» PROVIDED RECORDS:
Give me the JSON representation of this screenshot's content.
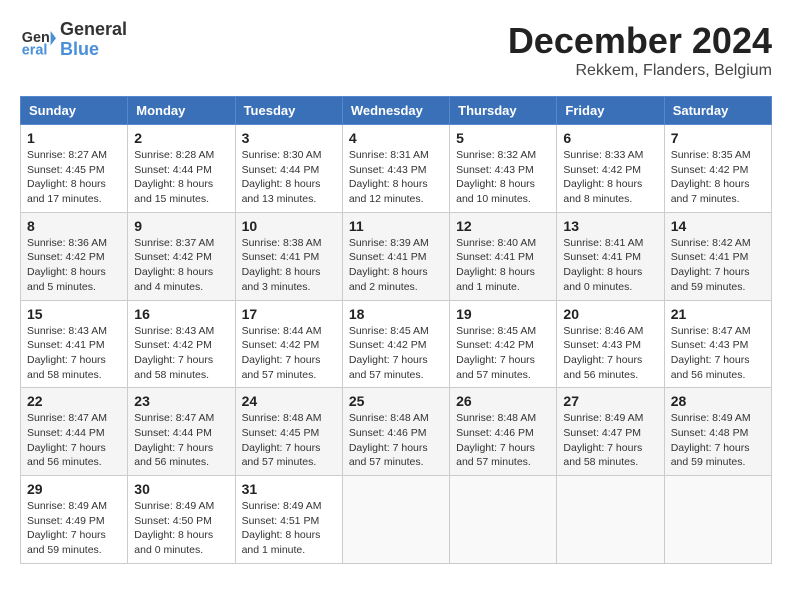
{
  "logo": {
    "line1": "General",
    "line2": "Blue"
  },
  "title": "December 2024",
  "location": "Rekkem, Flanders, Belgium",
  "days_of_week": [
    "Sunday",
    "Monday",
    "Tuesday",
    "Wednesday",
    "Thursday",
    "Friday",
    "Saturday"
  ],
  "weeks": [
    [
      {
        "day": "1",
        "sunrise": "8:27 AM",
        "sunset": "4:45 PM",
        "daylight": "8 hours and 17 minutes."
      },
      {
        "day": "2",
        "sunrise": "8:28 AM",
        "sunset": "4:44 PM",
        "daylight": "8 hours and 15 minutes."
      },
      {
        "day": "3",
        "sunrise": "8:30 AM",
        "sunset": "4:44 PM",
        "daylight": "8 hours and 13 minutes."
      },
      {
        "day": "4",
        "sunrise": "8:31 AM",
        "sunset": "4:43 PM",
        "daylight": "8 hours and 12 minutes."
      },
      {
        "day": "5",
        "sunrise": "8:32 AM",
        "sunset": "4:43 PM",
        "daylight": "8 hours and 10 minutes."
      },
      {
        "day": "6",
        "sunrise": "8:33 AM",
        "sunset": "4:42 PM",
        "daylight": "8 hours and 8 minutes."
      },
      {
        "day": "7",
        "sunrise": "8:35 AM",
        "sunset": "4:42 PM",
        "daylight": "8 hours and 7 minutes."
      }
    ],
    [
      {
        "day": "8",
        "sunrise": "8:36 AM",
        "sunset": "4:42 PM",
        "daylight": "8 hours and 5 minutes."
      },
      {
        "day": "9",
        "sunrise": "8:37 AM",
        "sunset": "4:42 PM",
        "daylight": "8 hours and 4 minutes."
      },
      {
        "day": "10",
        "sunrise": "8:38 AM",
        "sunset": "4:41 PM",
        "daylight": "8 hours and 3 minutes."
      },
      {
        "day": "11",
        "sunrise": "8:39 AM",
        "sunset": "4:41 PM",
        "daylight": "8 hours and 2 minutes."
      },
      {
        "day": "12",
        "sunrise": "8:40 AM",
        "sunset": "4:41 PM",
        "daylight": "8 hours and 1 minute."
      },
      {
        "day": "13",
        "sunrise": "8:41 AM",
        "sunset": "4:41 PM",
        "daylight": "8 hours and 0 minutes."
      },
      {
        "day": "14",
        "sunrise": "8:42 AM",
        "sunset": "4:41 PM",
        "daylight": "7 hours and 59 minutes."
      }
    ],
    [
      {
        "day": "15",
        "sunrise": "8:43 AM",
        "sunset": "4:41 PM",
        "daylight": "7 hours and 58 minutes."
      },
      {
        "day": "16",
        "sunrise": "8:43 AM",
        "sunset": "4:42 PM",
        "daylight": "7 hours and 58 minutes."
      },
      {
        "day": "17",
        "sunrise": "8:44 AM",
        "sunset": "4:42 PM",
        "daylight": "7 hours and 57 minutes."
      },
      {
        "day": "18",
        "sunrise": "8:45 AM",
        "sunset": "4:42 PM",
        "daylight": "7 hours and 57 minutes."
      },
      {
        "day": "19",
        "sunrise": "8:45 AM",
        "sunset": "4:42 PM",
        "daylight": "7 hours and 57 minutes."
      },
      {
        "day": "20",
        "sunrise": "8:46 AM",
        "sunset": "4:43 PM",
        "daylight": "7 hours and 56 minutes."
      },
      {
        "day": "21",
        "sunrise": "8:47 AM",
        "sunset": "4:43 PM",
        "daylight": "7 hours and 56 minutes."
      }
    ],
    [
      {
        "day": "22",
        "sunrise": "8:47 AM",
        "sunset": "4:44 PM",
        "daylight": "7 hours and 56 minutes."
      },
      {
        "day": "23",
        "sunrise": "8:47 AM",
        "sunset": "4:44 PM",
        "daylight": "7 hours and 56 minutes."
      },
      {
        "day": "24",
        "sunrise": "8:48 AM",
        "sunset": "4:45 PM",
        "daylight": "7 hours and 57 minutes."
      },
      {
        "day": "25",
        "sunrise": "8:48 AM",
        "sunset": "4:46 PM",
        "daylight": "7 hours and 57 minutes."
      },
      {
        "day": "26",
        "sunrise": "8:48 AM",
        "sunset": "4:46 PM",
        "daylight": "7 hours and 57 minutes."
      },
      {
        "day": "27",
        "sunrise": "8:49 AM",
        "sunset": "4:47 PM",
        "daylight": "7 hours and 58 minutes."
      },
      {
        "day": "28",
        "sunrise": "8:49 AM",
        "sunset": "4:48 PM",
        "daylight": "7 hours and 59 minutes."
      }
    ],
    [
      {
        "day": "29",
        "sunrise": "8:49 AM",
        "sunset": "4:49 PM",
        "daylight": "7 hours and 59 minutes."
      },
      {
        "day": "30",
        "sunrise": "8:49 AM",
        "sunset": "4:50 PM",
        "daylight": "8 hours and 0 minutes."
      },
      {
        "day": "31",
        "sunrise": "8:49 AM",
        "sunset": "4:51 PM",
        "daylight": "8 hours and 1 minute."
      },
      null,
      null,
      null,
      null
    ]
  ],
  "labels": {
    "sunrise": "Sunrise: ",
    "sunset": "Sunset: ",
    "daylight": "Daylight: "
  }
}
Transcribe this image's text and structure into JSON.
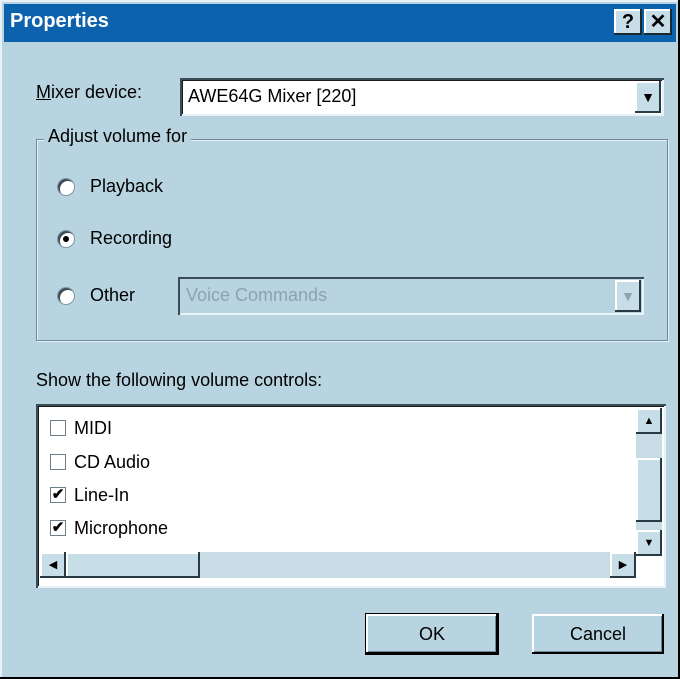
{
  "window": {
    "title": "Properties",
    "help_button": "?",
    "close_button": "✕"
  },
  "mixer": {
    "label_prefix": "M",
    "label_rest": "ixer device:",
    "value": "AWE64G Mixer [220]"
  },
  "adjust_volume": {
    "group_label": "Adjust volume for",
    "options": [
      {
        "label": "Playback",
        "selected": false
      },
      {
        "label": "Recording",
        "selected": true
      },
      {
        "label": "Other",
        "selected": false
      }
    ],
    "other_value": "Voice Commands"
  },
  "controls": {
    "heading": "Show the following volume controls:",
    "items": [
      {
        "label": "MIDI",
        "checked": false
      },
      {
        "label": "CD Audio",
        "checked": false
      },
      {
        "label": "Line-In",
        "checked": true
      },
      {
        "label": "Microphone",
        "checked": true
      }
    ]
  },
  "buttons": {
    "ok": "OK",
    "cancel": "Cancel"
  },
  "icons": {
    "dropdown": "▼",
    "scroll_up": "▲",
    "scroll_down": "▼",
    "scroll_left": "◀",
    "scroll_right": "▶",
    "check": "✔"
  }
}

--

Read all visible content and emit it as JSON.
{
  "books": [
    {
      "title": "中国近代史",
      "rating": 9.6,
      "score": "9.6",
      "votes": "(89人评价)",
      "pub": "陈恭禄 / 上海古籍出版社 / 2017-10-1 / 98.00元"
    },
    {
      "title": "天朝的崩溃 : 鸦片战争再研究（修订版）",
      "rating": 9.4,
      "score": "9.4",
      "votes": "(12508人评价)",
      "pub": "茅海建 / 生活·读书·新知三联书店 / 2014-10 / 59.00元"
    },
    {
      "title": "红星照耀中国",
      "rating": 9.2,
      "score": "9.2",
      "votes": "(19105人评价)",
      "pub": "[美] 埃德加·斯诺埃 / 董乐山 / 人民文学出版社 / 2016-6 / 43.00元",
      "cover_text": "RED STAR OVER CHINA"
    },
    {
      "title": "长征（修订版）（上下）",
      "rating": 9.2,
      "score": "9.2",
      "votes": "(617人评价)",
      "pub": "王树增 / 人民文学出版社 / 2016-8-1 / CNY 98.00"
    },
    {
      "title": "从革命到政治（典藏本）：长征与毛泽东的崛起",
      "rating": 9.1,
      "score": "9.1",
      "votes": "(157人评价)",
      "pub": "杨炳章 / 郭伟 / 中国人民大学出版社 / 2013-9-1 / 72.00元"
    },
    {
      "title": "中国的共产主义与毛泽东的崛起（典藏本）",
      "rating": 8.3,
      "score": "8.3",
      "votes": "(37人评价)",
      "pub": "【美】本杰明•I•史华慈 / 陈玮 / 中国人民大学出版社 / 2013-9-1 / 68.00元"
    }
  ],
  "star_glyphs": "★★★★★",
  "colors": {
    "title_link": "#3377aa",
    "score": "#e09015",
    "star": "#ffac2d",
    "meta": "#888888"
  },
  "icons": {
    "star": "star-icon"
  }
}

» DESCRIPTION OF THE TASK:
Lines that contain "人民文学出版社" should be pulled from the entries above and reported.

» REPLY:
      "pub": "[美] 埃德加·斯诺埃 / 董乐山 / 人民文学出版社 / 2016-6 / 43.00元",
      "pub": "王树增 / 人民文学出版社 / 2016-8-1 / CNY 98.00"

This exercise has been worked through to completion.